Excerpts from an interface dataset
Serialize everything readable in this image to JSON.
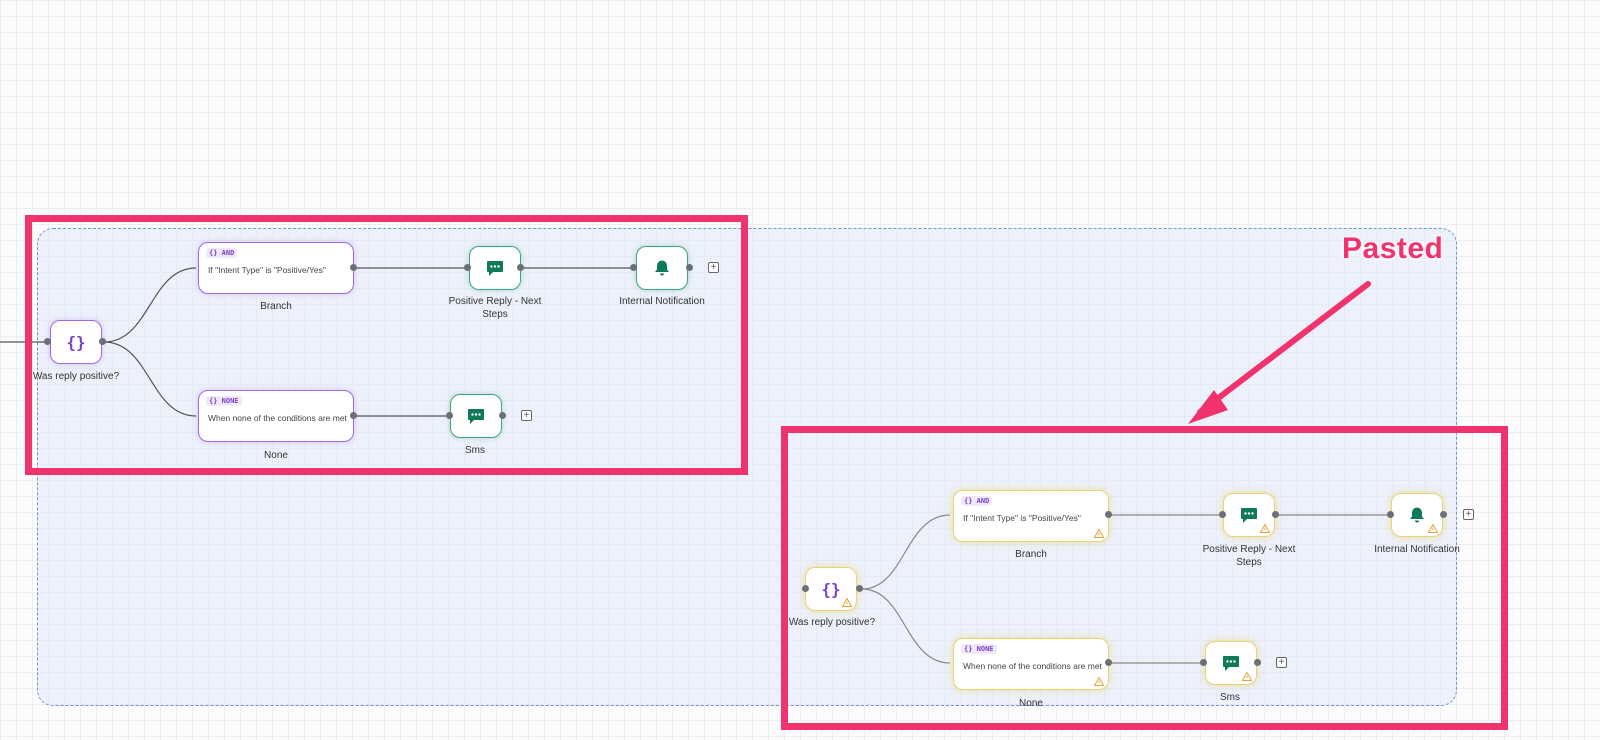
{
  "annotation": {
    "label": "Pasted"
  },
  "original": {
    "start": {
      "label": "Was reply positive?"
    },
    "branch_and": {
      "tag": "{} AND",
      "condition": "If \"Intent Type\" is \"Positive/Yes\"",
      "label": "Branch"
    },
    "branch_none": {
      "tag": "{} NONE",
      "condition": "When none of the conditions are met",
      "label": "None"
    },
    "reply": {
      "label": "Positive Reply - Next Steps"
    },
    "notify": {
      "label": "Internal Notification"
    },
    "sms": {
      "label": "Sms"
    }
  },
  "pasted": {
    "start": {
      "label": "Was reply positive?"
    },
    "branch_and": {
      "tag": "{} AND",
      "condition": "If \"Intent Type\" is \"Positive/Yes\"",
      "label": "Branch"
    },
    "branch_none": {
      "tag": "{} NONE",
      "condition": "When none of the conditions are met",
      "label": "None"
    },
    "reply": {
      "label": "Positive Reply - Next Steps"
    },
    "notify": {
      "label": "Internal Notification"
    },
    "sms": {
      "label": "Sms"
    }
  },
  "colors": {
    "highlight": "#f0336d",
    "branch": "#a46ce0",
    "action": "#0f7a5a",
    "warning": "#e9a23b"
  },
  "icons": {
    "condition": "braces-icon",
    "message": "message-icon",
    "notification": "bell-icon",
    "warning": "warning-icon",
    "add": "plus-icon"
  }
}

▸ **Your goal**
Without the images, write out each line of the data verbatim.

▸ **Response to this exercise**
Serialize everything readable in this image to JSON.
{
  "annotation": {
    "label": "Pasted"
  },
  "original": {
    "start": {
      "label": "Was reply positive?"
    },
    "branch_and": {
      "tag": "{} AND",
      "condition": "If \"Intent Type\" is \"Positive/Yes\"",
      "label": "Branch"
    },
    "branch_none": {
      "tag": "{} NONE",
      "condition": "When none of the conditions are met",
      "label": "None"
    },
    "reply": {
      "label": "Positive Reply - Next Steps"
    },
    "notify": {
      "label": "Internal Notification"
    },
    "sms": {
      "label": "Sms"
    }
  },
  "pasted": {
    "start": {
      "label": "Was reply positive?"
    },
    "branch_and": {
      "tag": "{} AND",
      "condition": "If \"Intent Type\" is \"Positive/Yes\"",
      "label": "Branch"
    },
    "branch_none": {
      "tag": "{} NONE",
      "condition": "When none of the conditions are met",
      "label": "None"
    },
    "reply": {
      "label": "Positive Reply - Next Steps"
    },
    "notify": {
      "label": "Internal Notification"
    },
    "sms": {
      "label": "Sms"
    }
  },
  "colors": {
    "highlight": "#f0336d",
    "branch": "#a46ce0",
    "action": "#0f7a5a",
    "warning": "#e9a23b"
  },
  "icons": {
    "condition": "braces-icon",
    "message": "message-icon",
    "notification": "bell-icon",
    "warning": "warning-icon",
    "add": "plus-icon"
  }
}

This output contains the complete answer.